(Extracted information)

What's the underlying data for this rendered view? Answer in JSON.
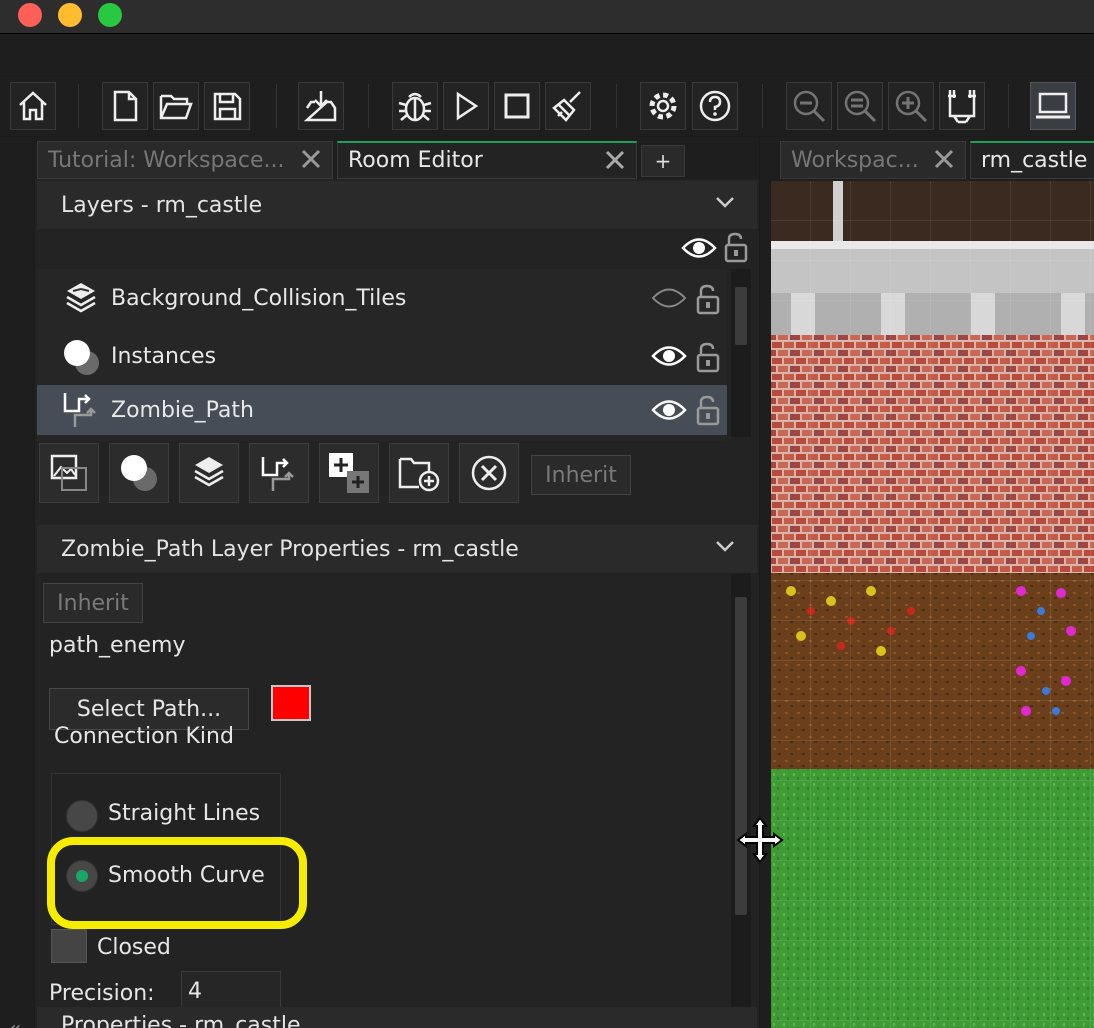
{
  "window": {
    "traffic_lights": [
      "close",
      "minimize",
      "maximize"
    ]
  },
  "toolbar": {
    "buttons": [
      {
        "name": "home-icon"
      },
      {
        "name": "new-file-icon"
      },
      {
        "name": "open-folder-icon"
      },
      {
        "name": "save-icon"
      },
      {
        "name": "export-icon"
      },
      {
        "name": "debug-icon"
      },
      {
        "name": "run-icon"
      },
      {
        "name": "stop-icon"
      },
      {
        "name": "clean-icon"
      },
      {
        "name": "settings-icon"
      },
      {
        "name": "help-icon"
      },
      {
        "name": "zoom-out-icon"
      },
      {
        "name": "zoom-reset-icon"
      },
      {
        "name": "zoom-in-icon"
      },
      {
        "name": "fit-icon"
      },
      {
        "name": "target-device-icon"
      }
    ]
  },
  "left_tabs": [
    {
      "label": "Tutorial: Workspace...",
      "active": false
    },
    {
      "label": "Room Editor",
      "active": true
    }
  ],
  "add_tab_label": "+",
  "layers": {
    "header": "Layers - rm_castle",
    "items": [
      {
        "label": "Background_Collision_Tiles",
        "icon": "tile-layer-icon",
        "visible": false,
        "selected": false
      },
      {
        "label": "Instances",
        "icon": "instance-layer-icon",
        "visible": true,
        "selected": false
      },
      {
        "label": "Zombie_Path",
        "icon": "path-layer-icon",
        "visible": true,
        "selected": true
      }
    ],
    "inherit_label": "Inherit"
  },
  "layer_properties": {
    "header": "Zombie_Path Layer Properties - rm_castle",
    "inherit_label": "Inherit",
    "path_name": "path_enemy",
    "select_path_label": "Select Path...",
    "path_color": "#ff0000",
    "connection_kind_label": "Connection Kind",
    "options": [
      {
        "label": "Straight Lines",
        "checked": false
      },
      {
        "label": "Smooth Curve",
        "checked": true
      }
    ],
    "closed_label": "Closed",
    "closed": false,
    "precision_label": "Precision:",
    "precision_value": "4"
  },
  "properties_header": "Properties - rm_castle",
  "right_tabs": [
    {
      "label": "Workspac...",
      "active": false
    },
    {
      "label": "rm_castle",
      "active": true
    }
  ],
  "colors": {
    "accent_green": "#1fa05a",
    "highlight_yellow": "#f5ec00",
    "selected_row": "#464d57"
  }
}
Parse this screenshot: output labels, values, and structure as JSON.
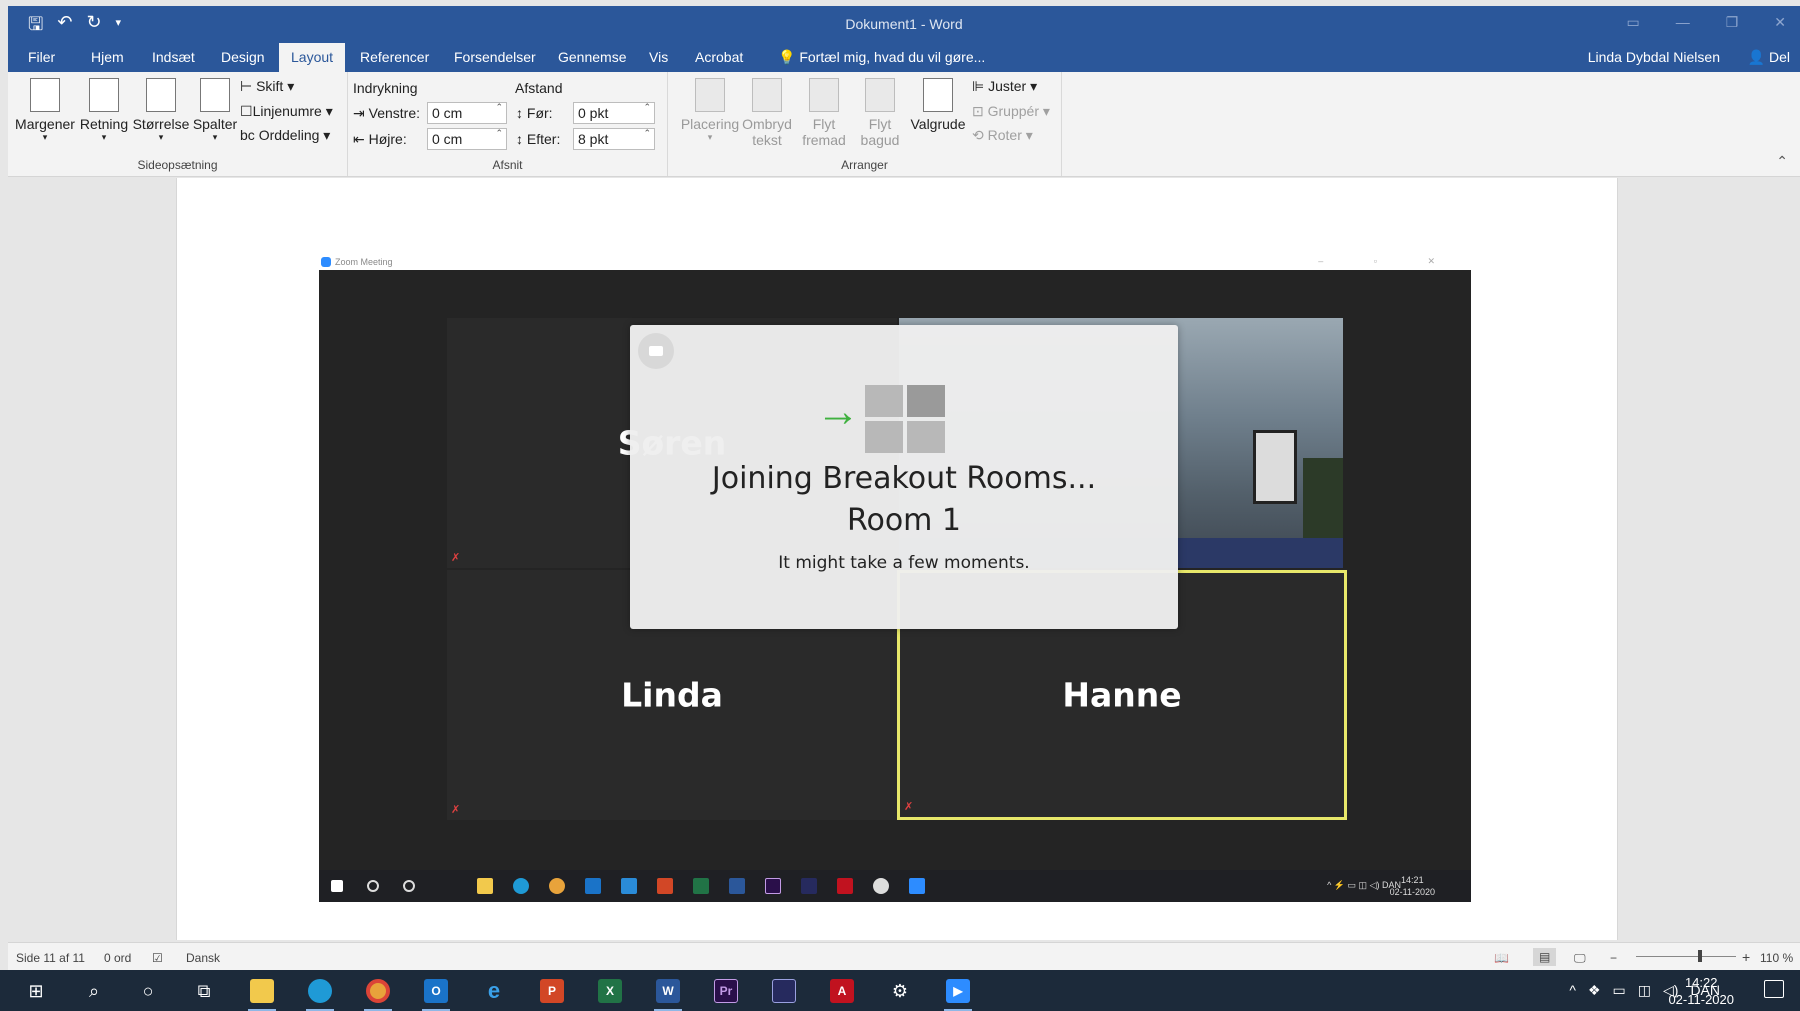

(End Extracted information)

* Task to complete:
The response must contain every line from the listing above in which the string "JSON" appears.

* Written response:
What's the underlying data for this rendered view? Answer in JSON.
Parse this screenshot: output labels, values, and structure as JSON.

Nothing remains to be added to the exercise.